We have never “gotten in trouble” or been asked to remove a new yarnbomb. Our yarnbombs do not damage flora and fauna. Yarnbombing is not a waste of time. Download hi-res images of our work from these Flickr sets or contact us. All images are approved for free cultural works (CC BY 2.0). 30 Creative Examples of Yarn Bombing. Caesar, the Anzac dog. Caesar, A Company, 4 Battalion, New Zealand Rifle Brigade Caesar the bulldog, wearing his official collar, led the grand parade down Auckland's Queen Street before the Rifle Brigade left New Zealand for the war.
He was a trained Red Cross dog and helped rescue wounded troops during the Battle of the Somme in 1916. Dogs were especially useful for helping stretcher-bearers find wounded soldiers in no man's land at night. Caesar was killed in action. His collar is now held at the Auckland War Memorial Museum. A detail of Caesar's collar (note the incorrect spelling of his name) from the Auckland War Memorial Museum. First World War mascots - Military mascots. Caesar, A Company, 4 Battalion, New Zealand Rifle Brigade Caesar was a trained Red Cross bulldog that, before being killed in action, helped rescue wounded troops during the Battle of the Somme in 1916.
Dogs were especially useful for helping stretcher-bearers find wounded soldiers in no man's land at night. Garnisonen i Sør Varanger dog. Belgian Shepherd Malinois on top of tank. Dogs in warfare. Dogs in warfare have a long history starting in ancient times.
From 'war dogs' trained in combat to their use as scouts, sentries and trackers, their uses have been varied and some continue to exist in modern military usage. History During the Late Antiquity, Attila the Hun used giant Molosser dogs in his campaigns. Gifts of war dog breeding stock between European royalty were seen as suitable tokens for exchange throughout the Middle Ages. Other civilizations used armored dogs to defend caravans or attack enemies. The Spanish conquistadors used armored dogs that had been trained to kill natives. The British used dogs when they attacked the Irish and the Irish in turn used Irish Wolfhounds to attack invading Norman knights on horseback. Animals and war. Millions of animals were relied upon by all sides in World War One.
Curator Dr Matthew Shaw discusses the role of animals in transport, logistics, cavalry and communications, and considers their psychological function for troops and as propaganda. Introduction While the First World War witnessed the development of modern, technological warfare, it also made unprecedented demands on what we might see as archaic methods of campaigning. Despite the tanks, planes and machine guns, fighting still depended on the physical and emotional suffering and sacrifice of men, who also had to contend with mud, sand, water, disease and often brutal weather. Dogs in warfare - WWI: Animals in War - Stills Galleries. Dogs' WW1 jobs uncovered in records. Up to 20,000 dogs were trained for front-line duties during World War One, newly uncovered records have shown.
The canines carried aid to the wounded, took messages between the lines and sniffed out enemy soldiers.
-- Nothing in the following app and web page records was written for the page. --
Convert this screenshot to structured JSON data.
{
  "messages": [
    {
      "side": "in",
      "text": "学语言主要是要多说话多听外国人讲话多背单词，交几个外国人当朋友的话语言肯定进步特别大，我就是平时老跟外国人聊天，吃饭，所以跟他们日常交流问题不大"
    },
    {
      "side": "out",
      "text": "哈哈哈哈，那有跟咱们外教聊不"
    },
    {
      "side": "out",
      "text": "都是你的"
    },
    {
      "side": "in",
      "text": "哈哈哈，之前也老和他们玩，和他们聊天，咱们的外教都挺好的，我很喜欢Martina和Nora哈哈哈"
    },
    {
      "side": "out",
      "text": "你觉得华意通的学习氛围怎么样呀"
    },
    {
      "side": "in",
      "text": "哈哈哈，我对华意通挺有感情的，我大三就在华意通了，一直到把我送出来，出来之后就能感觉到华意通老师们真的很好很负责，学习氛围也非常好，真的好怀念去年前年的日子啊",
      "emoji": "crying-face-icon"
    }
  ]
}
Their roles were deemed so important that in the early months of 1917 the War Office formed the War Dog School of Instruction in Hampshire to train them. They were also used for pulling machine guns and equipment. The 9 million unsung heroes of WW1: Dogs, horses and carrier pigeons made victory possible. Trapped behind enemy lines during the First World War, the few surviving soldiers of the 77th Infantry Division came under fire from both sides.
As German bullets strafed through the Argonne Forest in north-east France and picked them off one by one, they came under heavy shellfire from their own lines too. With less than 200 men from a 500-strong unit still alive, three messengers were sent on a perilous last-ditch mission to let HQ known their position. It was their only hope. Two were killed at once. Dogs in World War One. Dogs had a vital part to play in World War One as the complexes of trenches spread throughout the Western Front.
It is estimated that by 1918, Germany had employed 30,000 dogs, Britain, France and Belgian over 20,000 and Italy 3000. America, at first, did not use dogs except to utilise a few hundred from the Allies for specific missions. WW100 New Zealand.